That huge difference is what has allowed investors, like Warren Buffet, to amass huge fortunes from investing. That huge difference is also what prompted Albert Einstein to say, “compound-interest is the eighth wonder of the world. He who understands it, earns it … He who doesn’t … pays it.” Here’s why.
Let’s say you loaned that same $1,000 to a friend at 12%, but this time asked that the interest be calculated and paid on a “compound” basis. At the end of the first year, your friend would owe you the same $120 in interest as he or she would have on a simple-interest basis. With compound-interest, however, the first year’s interest owed would be added to your original principal. So, the loan would have increased to $1,120. For the second year, the interest charge would be 12% of that larger $1,120 amount.

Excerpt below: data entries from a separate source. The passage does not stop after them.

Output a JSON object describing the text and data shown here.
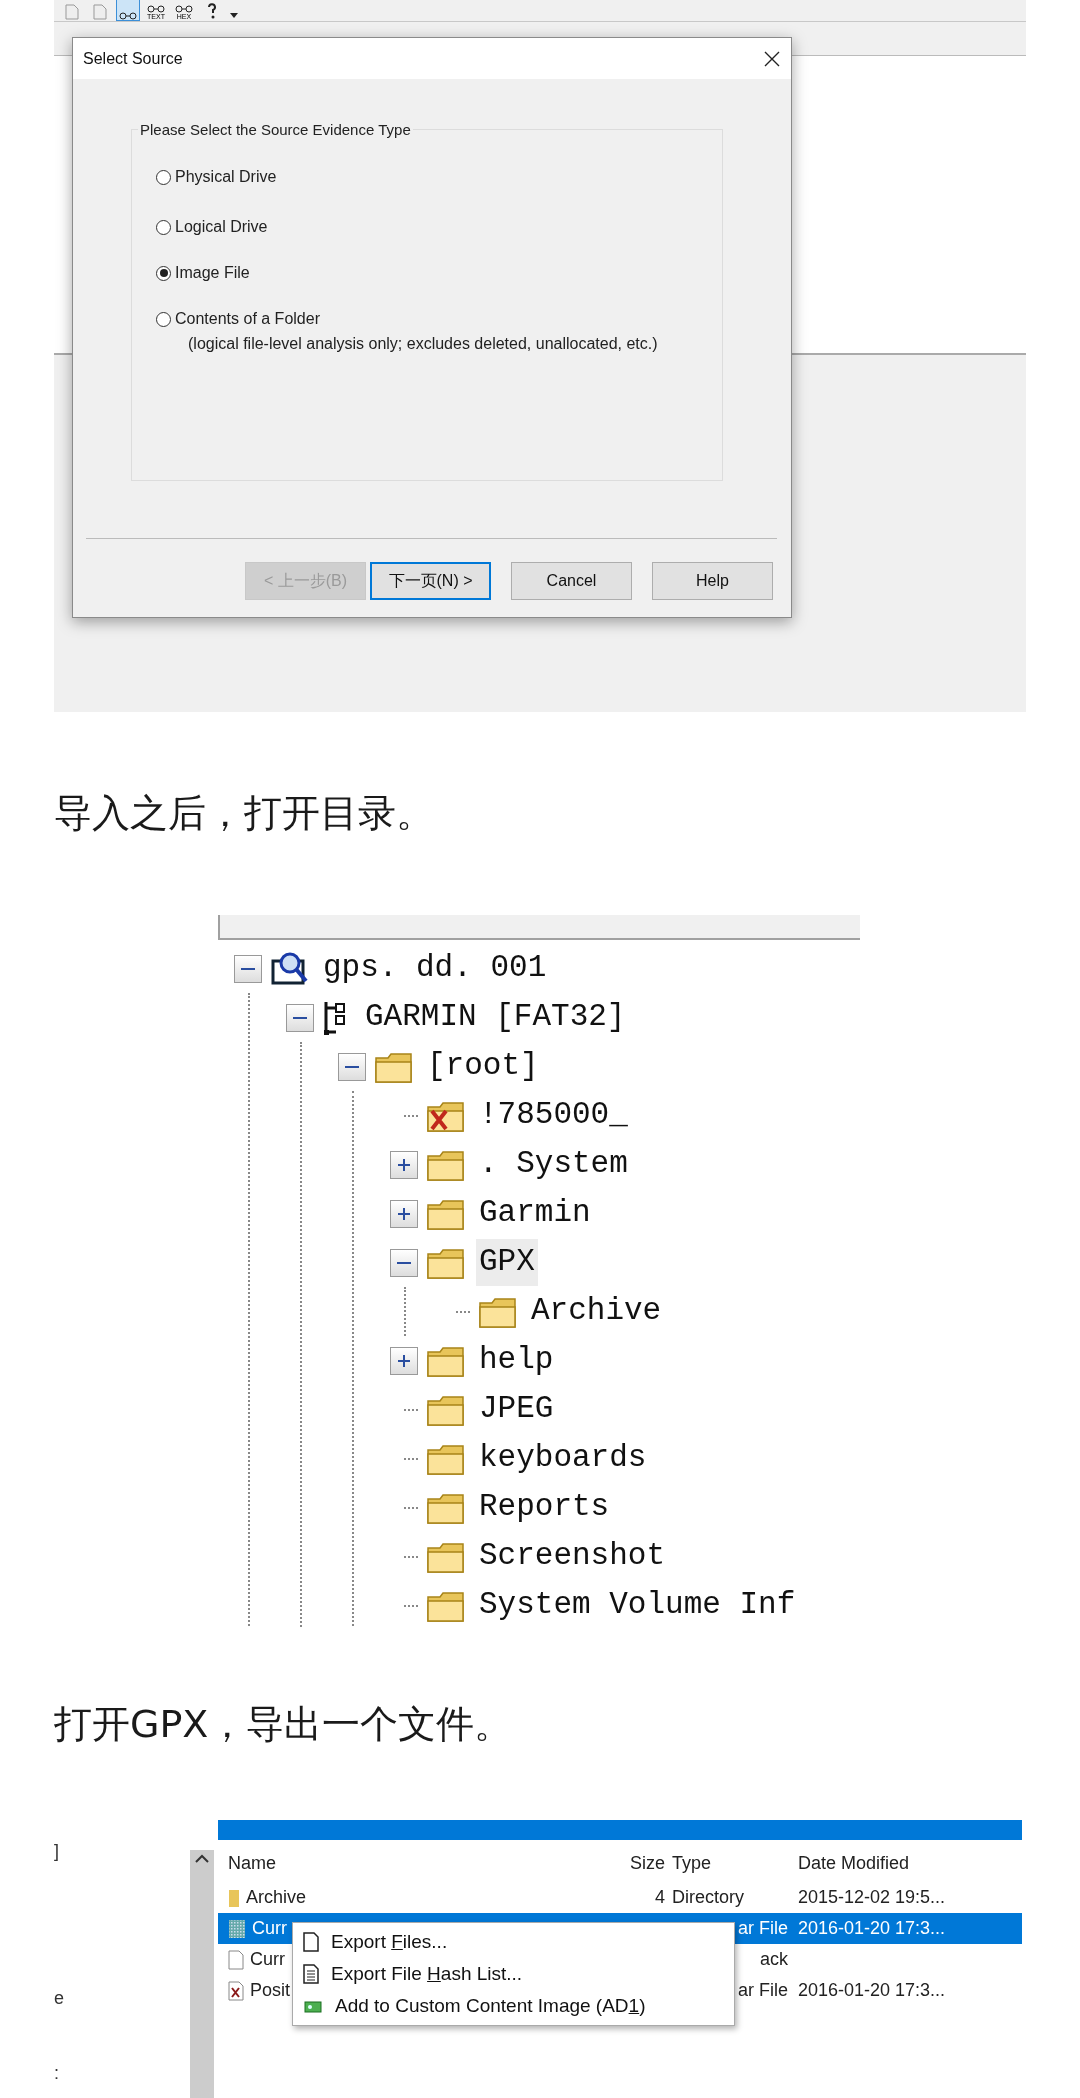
{
  "dialog_shot": {
    "toolbar": [
      {
        "kind": "doc",
        "selected": false
      },
      {
        "kind": "doc",
        "selected": false
      },
      {
        "kind": "view",
        "selected": true
      },
      {
        "kind": "view",
        "label": "TEXT",
        "selected": false
      },
      {
        "kind": "view",
        "label": "HEX",
        "selected": false
      },
      {
        "kind": "help",
        "selected": false
      },
      {
        "kind": "caret",
        "selected": false
      }
    ],
    "dialog": {
      "title": "Select Source",
      "group_label": "Please Select the Source Evidence Type",
      "options": [
        {
          "label": "Physical Drive",
          "selected": false
        },
        {
          "label": "Logical Drive",
          "selected": false
        },
        {
          "label": "Image File",
          "selected": true
        },
        {
          "label": "Contents of a Folder",
          "note": "(logical file-level analysis only; excludes deleted, unallocated, etc.)",
          "selected": false
        }
      ],
      "buttons": [
        {
          "label": "< 上一步(B)",
          "disabled": true,
          "default": false
        },
        {
          "label": "下一页(N) >",
          "disabled": false,
          "default": true
        },
        {
          "label": "Cancel",
          "disabled": false,
          "default": false
        },
        {
          "label": "Help",
          "disabled": false,
          "default": false
        }
      ]
    }
  },
  "caption_1": "导入之后，打开目录。",
  "tree": [
    {
      "label": "gps. dd. 001",
      "kind": "evidence",
      "expanded": true,
      "selected": false,
      "children": [
        {
          "label": "GARMIN [FAT32]",
          "kind": "volume",
          "expanded": true,
          "selected": false,
          "children": [
            {
              "label": "[root]",
              "kind": "folder",
              "expanded": true,
              "selected": false,
              "children": [
                {
                  "label": "!785000_",
                  "kind": "deleted",
                  "selected": false
                },
                {
                  "label": ". System",
                  "kind": "folder",
                  "expanded": false,
                  "selected": false
                },
                {
                  "label": "Garmin",
                  "kind": "folder",
                  "expanded": false,
                  "selected": false
                },
                {
                  "label": "GPX",
                  "kind": "folder",
                  "expanded": true,
                  "selected": true,
                  "children": [
                    {
                      "label": "Archive",
                      "kind": "folder",
                      "selected": false
                    }
                  ]
                },
                {
                  "label": "help",
                  "kind": "folder",
                  "expanded": false,
                  "selected": false
                },
                {
                  "label": "JPEG",
                  "kind": "folder",
                  "selected": false
                },
                {
                  "label": "keyboards",
                  "kind": "folder",
                  "selected": false
                },
                {
                  "label": "Reports",
                  "kind": "folder",
                  "selected": false
                },
                {
                  "label": "Screenshot",
                  "kind": "folder",
                  "selected": false
                },
                {
                  "label": "System Volume Inf",
                  "kind": "folder",
                  "selected": false
                }
              ]
            }
          ]
        }
      ]
    }
  ],
  "caption_2": "打开GPX，导出一个文件。",
  "file_list": {
    "left_pane": [
      "]",
      "e",
      ":"
    ],
    "columns": [
      "Name",
      "Size",
      "Type",
      "Date Modified"
    ],
    "rows": [
      {
        "kind": "folder",
        "name": "Archive",
        "size": "4",
        "type": "Directory",
        "date": "2015-12-02 19:5...",
        "selected": false,
        "covered": false
      },
      {
        "kind": "hatched",
        "name": "Curr",
        "type": "ar File",
        "date": "2016-01-20 17:3...",
        "selected": true,
        "covered": true
      },
      {
        "kind": "file",
        "name": "Curr",
        "type": "ack",
        "selected": false,
        "covered": true
      },
      {
        "kind": "deleted",
        "name": "Posit",
        "type": "ar File",
        "date": "2016-01-20 17:3...",
        "selected": false,
        "covered": true
      }
    ],
    "context_menu": [
      {
        "kind": "page",
        "before": "Export ",
        "key": "F",
        "after": "iles..."
      },
      {
        "kind": "list",
        "before": "Export File ",
        "key": "H",
        "after": "ash List..."
      },
      {
        "kind": "image",
        "before": "Add to Custom Content Image (AD",
        "key": "1",
        "after": ")"
      }
    ]
  }
}
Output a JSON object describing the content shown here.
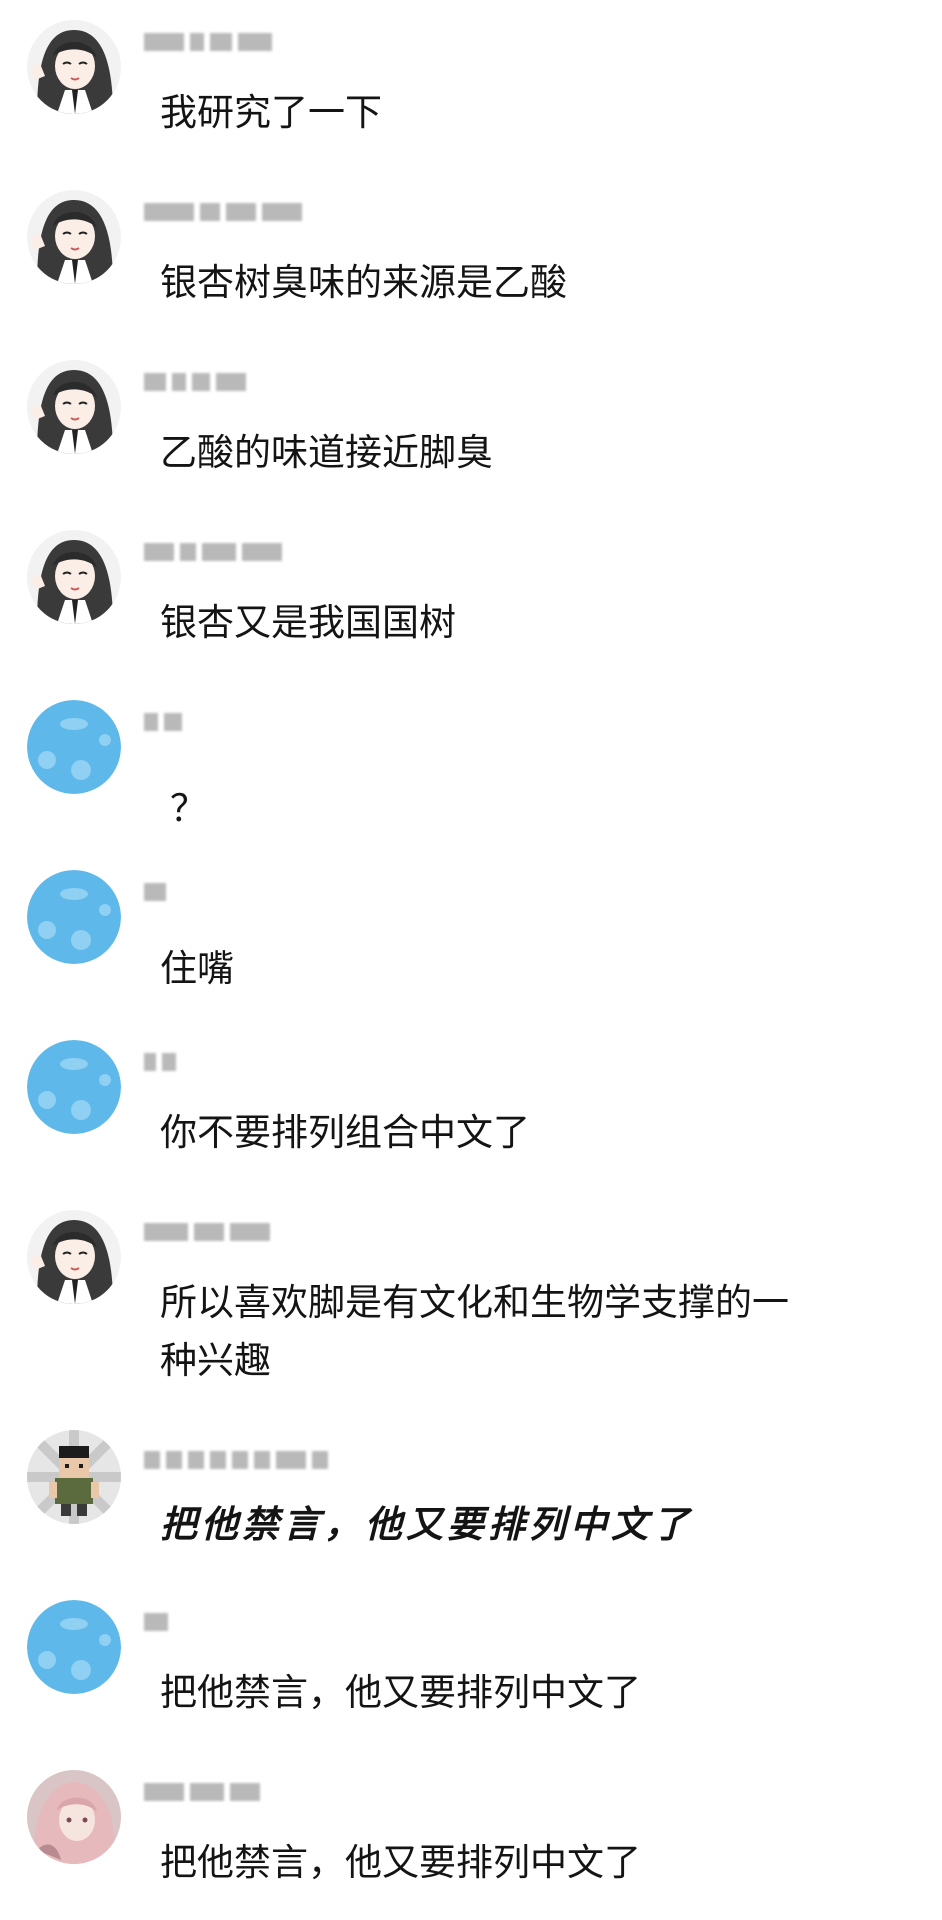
{
  "messages": [
    {
      "avatar": "anime-girl-avatar",
      "text": "我研究了一下"
    },
    {
      "avatar": "anime-girl-avatar",
      "text": "银杏树臭味的来源是乙酸"
    },
    {
      "avatar": "anime-girl-avatar",
      "text": "乙酸的味道接近脚臭"
    },
    {
      "avatar": "anime-girl-avatar",
      "text": "银杏又是我国国树"
    },
    {
      "avatar": "blue-bubble-avatar",
      "text": "？"
    },
    {
      "avatar": "blue-bubble-avatar",
      "text": "住嘴"
    },
    {
      "avatar": "blue-bubble-avatar",
      "text": "你不要排列组合中文了"
    },
    {
      "avatar": "anime-girl-avatar",
      "text": "所以喜欢脚是有文化和生物学支撑的一\n种兴趣"
    },
    {
      "avatar": "pixel-soldier-avatar",
      "text": "把他禁言，他又要排列中文了"
    },
    {
      "avatar": "blue-bubble-avatar",
      "text": "把他禁言，他又要排列中文了"
    },
    {
      "avatar": "pink-hair-girl-avatar",
      "text": "把他禁言，他又要排列中文了"
    }
  ],
  "colors": {
    "text": "#141414",
    "blurred_name": "#b9b9b9",
    "blue_avatar": "#5fb8ea",
    "background": "#ffffff"
  }
}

Do you see the difference? With simple-interest, the second year’s interest is the same as the first year’s interest. They’re both $120.
But with compound interest, the first year’s interest charge is $120, but the second year’s interest charge is $134.40
In a compound-interest situation, each year’s interest charge is added to the previous balance to form the basis on which the next year’s interest is calculated.
It’s a little complicated to explain in writing, so look back up at tables 1 and 2. Notice how the cumulative interest and the cumulative total is growing faster in table 2 (compound-interest) than it does in table 1 (simple-interest)
How does this apply to your investment portfolio? Well, instead of using the example of a loan you made to a friend, apply the same concept to an investment portfolio. If you have the choice between earning 12% per year on a simple-interest basis or earning it on a compound-interest basis, you’d be wise to choose compound-interest every time.
The graph below illustrates this. In our hypothetical $1,000 investment example, compounded interest earnings over the 10-year period produces $906, or about 75%, more than a simple-interest investment would produce.
As you can see, time plays a huge part. The graph shows us that during the first 3 years, there’s hardly a difference; in the 4th and 5th years, the difference starts to become more obvious; and in the 6th through 10th years, the compound-interest investment takes off.
The exponential growth of compound-interest is even more profound when you extend this concept over longer periods. The numbers can be staggering.
An initial investment of even $10,000 compounding at 10% over 50 years would grow to a staggering $1,173,908!
The last question you’re probably asking yourself is, “don’t all stock market investments provide compound growth?”. The answer is, no!
You have the choice of reinvesting your interest and dividends as they are earned each year. That’s the decision you make as to whether to use “simple-interest” or “compound-interest”.
If you choose to have your dividends and interest paid to you each year, you have chosen simple-interest.
If you choose to have your dividends and interest reinvested, you have chosen compound-interest.
The difference over the last 50 years of the Dow Jones Industrial Average (October 19, 1968 to October 18, 2018) was, drum roll please:
6.881% per year without dividends reinvested
10.546% per year with dividends reinvested
Remember, there are no guarantees that the Dow will produce the same returns in the future, and there is certainly a lot of volatility along the way. But the truth remains that you have a choice to make between using simple-interest and compound-interest, and that choice can have a huge impact on whether you’re ready for retirement.
If we can help you decide how much to invest in stocks vs bonds or other investment opportunities (or if you want to revisit that decision), we would be honored to help. We are committed to helping clients make the right choices for their future and ultimately to achieving their financial goals.